═════ EXERCISE MATERIAL
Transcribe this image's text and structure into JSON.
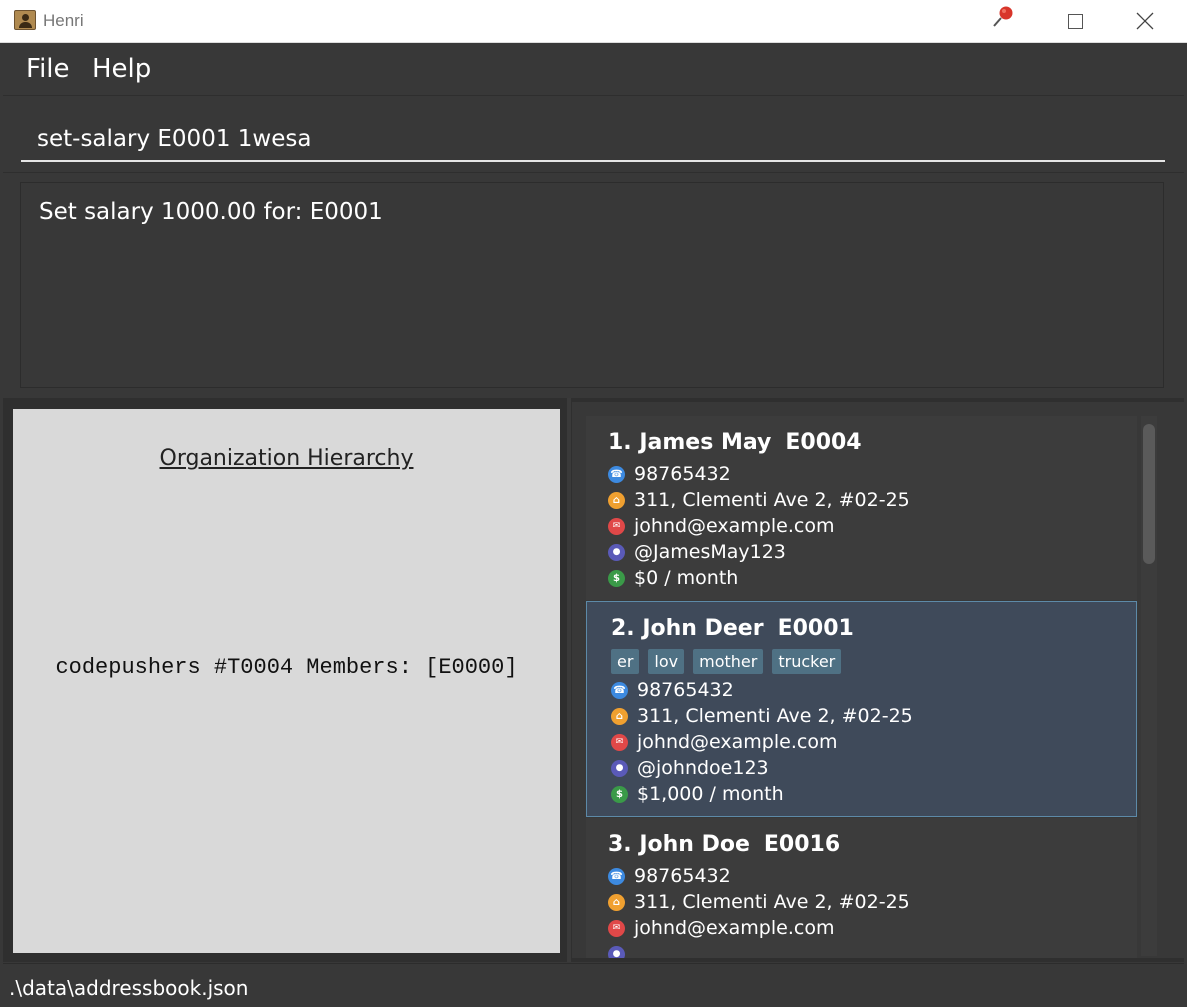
{
  "window": {
    "title": "Henri"
  },
  "menu": {
    "file": "File",
    "help": "Help"
  },
  "command": {
    "value": "set-salary E0001 1wesa"
  },
  "result": {
    "text": "Set salary 1000.00 for: E0001"
  },
  "hierarchy": {
    "title": "Organization Hierarchy",
    "team": "codepushers #T0004 Members: [E0000]"
  },
  "persons": [
    {
      "index_name": "1. James May",
      "id": "E0004",
      "tags": [],
      "phone": "98765432",
      "address": "311, Clementi Ave 2, #02-25",
      "email": "johnd@example.com",
      "github": "@JamesMay123",
      "salary": "$0 / month"
    },
    {
      "index_name": "2. John Deer",
      "id": "E0001",
      "tags": [
        "er",
        "lov",
        "mother",
        "trucker"
      ],
      "phone": "98765432",
      "address": "311, Clementi Ave 2, #02-25",
      "email": "johnd@example.com",
      "github": "@johndoe123",
      "salary": "$1,000 / month"
    },
    {
      "index_name": "3. John Doe",
      "id": "E0016",
      "tags": [],
      "phone": "98765432",
      "address": "311, Clementi Ave 2, #02-25",
      "email": "johnd@example.com"
    }
  ],
  "status": {
    "path": ".\\data\\addressbook.json"
  },
  "icons": {
    "phone": "phone-icon",
    "address": "home-icon",
    "email": "email-icon",
    "github": "github-icon",
    "salary": "dollar-icon"
  },
  "colors": {
    "background": "#383838",
    "selected_card": "#3f4a5a",
    "selected_border": "#5d8aa8",
    "tag": "#4f7184",
    "hierarchy_panel": "#d9d9d9"
  }
}
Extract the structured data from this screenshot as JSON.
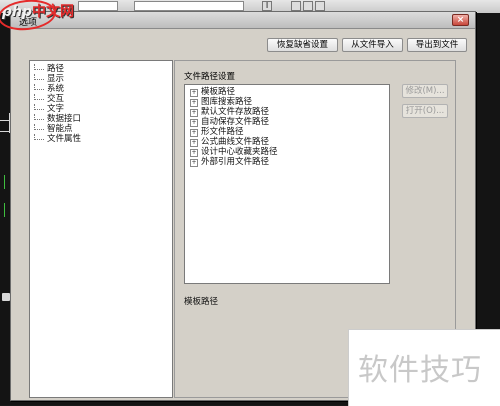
{
  "dialog": {
    "title": "选项",
    "close_label": "×"
  },
  "buttons": {
    "reset": "恢复缺省设置",
    "import": "从文件导入",
    "export": "导出到文件",
    "modify": "修改(M)...",
    "open": "打开(O)..."
  },
  "tree": {
    "items": [
      "路径",
      "显示",
      "系统",
      "交互",
      "文字",
      "数据接口",
      "智能点",
      "文件属性"
    ]
  },
  "file_paths": {
    "label": "文件路径设置",
    "items": [
      "模板路径",
      "图库搜索路径",
      "默认文件存放路径",
      "自动保存文件路径",
      "形文件路径",
      "公式曲线文件路径",
      "设计中心收藏夹路径",
      "外部引用文件路径"
    ],
    "selected_path_label": "模板路径"
  },
  "overlay": {
    "logo_php": "php",
    "logo_cn": "中文网",
    "watermark": "软件技巧"
  },
  "colors": {
    "accent": "#e52b2b",
    "dialog_bg": "#d4d0c8"
  }
}
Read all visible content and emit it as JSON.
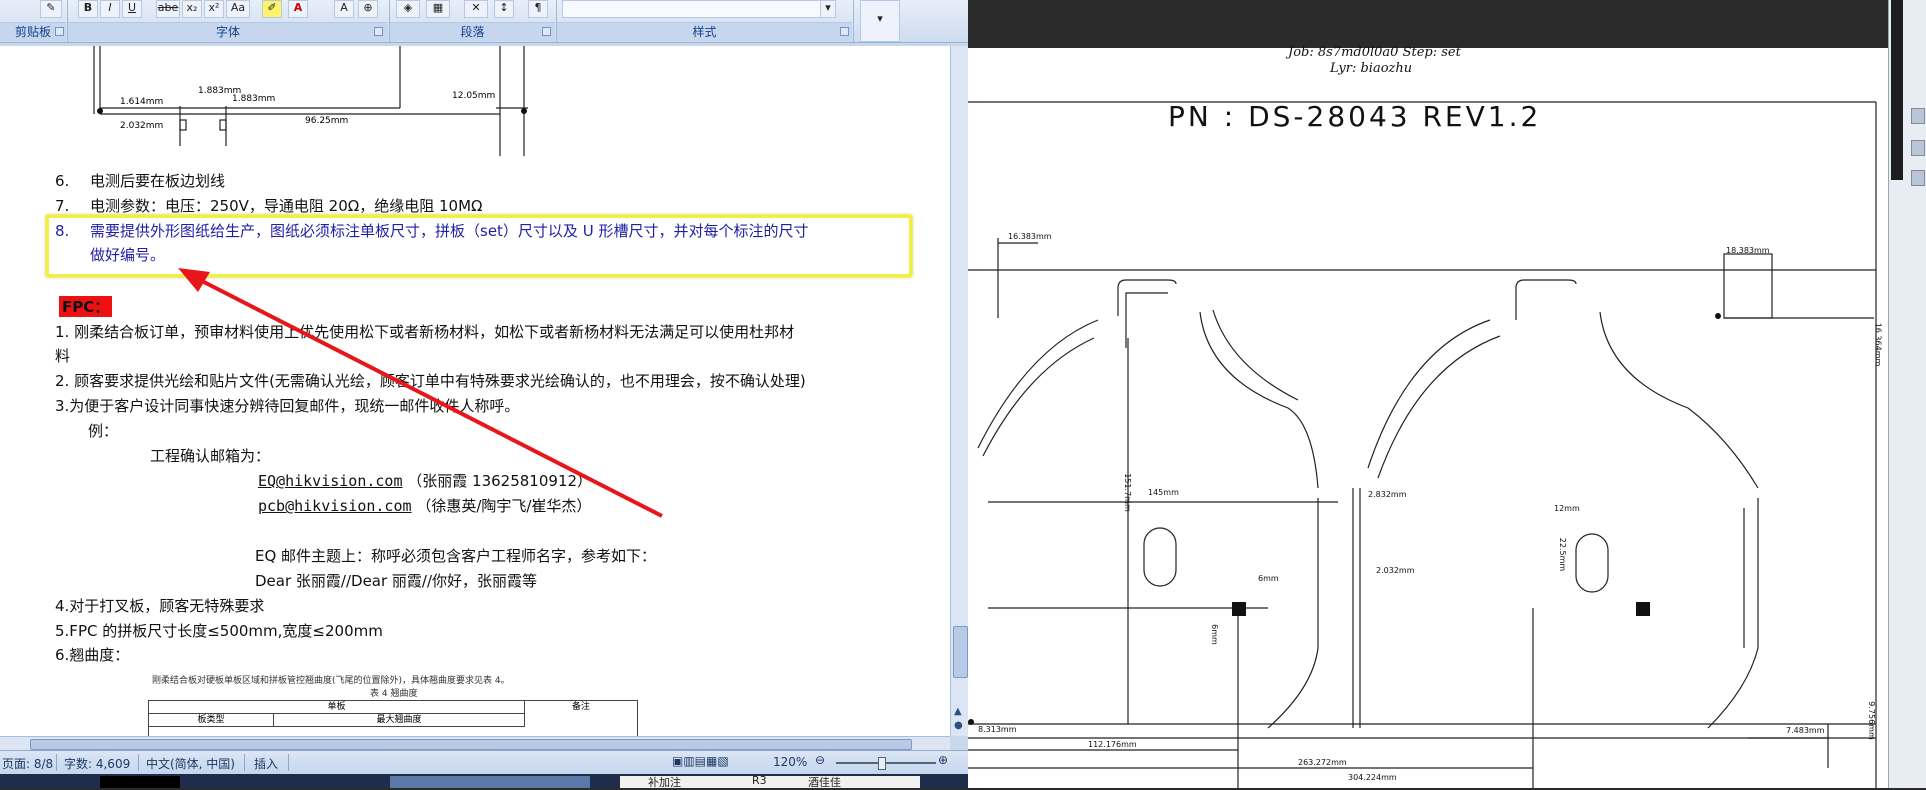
{
  "word": {
    "ribbon": {
      "groups": [
        "剪贴板",
        "字体",
        "段落",
        "样式"
      ],
      "font_buttons": [
        "B",
        "I",
        "U",
        "abe",
        "x₂",
        "x²",
        "Aa"
      ]
    },
    "doc": {
      "item6_num": "6.",
      "item6_text": "电测后要在板边划线",
      "item7_num": "7.",
      "item7_text": "电测参数：电压：250V，导通电阻 20Ω，绝缘电阻 10MΩ",
      "item8_num": "8.",
      "item8_line1": "需要提供外形图纸给生产，图纸必须标注单板尺寸，拼板（set）尺寸以及 U 形槽尺寸，并对每个标注的尺寸",
      "item8_line2": "做好编号。",
      "fpc_title": "FPC：",
      "fpc1_line1": "1.  刚柔结合板订单，预审材料使用上优先使用松下或者新杨材料，如松下或者新杨材料无法满足可以使用杜邦材",
      "fpc1_line2": "料",
      "fpc2": "2. 顾客要求提供光绘和贴片文件(无需确认光绘，顾客订单中有特殊要求光绘确认的，也不用理会，按不确认处理)",
      "fpc3": "3.为便于客户设计同事快速分辨待回复邮件，现统一邮件收件人称呼。",
      "example": "例：",
      "email_heading": "工程确认邮箱为：",
      "email1": "EQ@hikvision.com",
      "email1_note": "（张丽霞 13625810912）",
      "email2": "pcb@hikvision.com",
      "email2_note": "（徐惠英/陶宇飞/崔华杰）",
      "eq_subject": "EQ 邮件主题上：称呼必须包含客户工程师名字，参考如下：",
      "dear_line": "Dear  张丽霞//Dear  丽霞//你好，张丽霞等",
      "fpc4": "4.对于打叉板，顾客无特殊要求",
      "fpc5": "5.FPC 的拼板尺寸长度≤500mm,宽度≤200mm",
      "fpc6": "6.翘曲度：",
      "table_caption": "刚柔结合板对硬板单板区域和拼板管控翘曲度(飞尾的位置除外)，具体翘曲度要求见表 4。",
      "table_title": "表 4  翘曲度",
      "table_head_single": "单板",
      "table_head_note": "备注",
      "table_head_type": "板类型",
      "table_head_max": "最大翘曲度",
      "drawing_labels": [
        "1.614mm",
        "1.883mm",
        "1.883mm",
        "2.032mm",
        "96.25mm",
        "12.05mm"
      ]
    },
    "status": {
      "page": "页面: 8/8",
      "words": "字数: 4,609",
      "lang": "中文(简体, 中国)",
      "mode": "插入",
      "zoom": "120%"
    }
  },
  "pdf": {
    "job_line": "Job: 8s7md0l0a0  Step: set",
    "layer_line": "Lyr: biaozhu",
    "title": "PN :   DS-28043 REV1.2",
    "dims": [
      "16.383mm",
      "18.383mm",
      "16.364mm",
      "145mm",
      "151.7mm",
      "2.832mm",
      "12mm",
      "22.5mm",
      "2.032mm",
      "6mm",
      "6mm",
      "8.313mm",
      "112.176mm",
      "263.272mm",
      "304.224mm",
      "7.483mm",
      "9.756mm"
    ],
    "bottom_panel": [
      "补加注",
      "R3",
      "酒佳佳"
    ]
  },
  "colors": {
    "highlight_box": "#f4ef3c",
    "arrow": "#e8161a",
    "fpc_bg": "#ee1111",
    "item8_text": "#1f1fa8"
  }
}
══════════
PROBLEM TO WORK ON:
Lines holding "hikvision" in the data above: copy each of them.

OUTPUT FOR THIS EXERCISE:
      "email1": "EQ@hikvision.com",
      "email2": "pcb@hikvision.com",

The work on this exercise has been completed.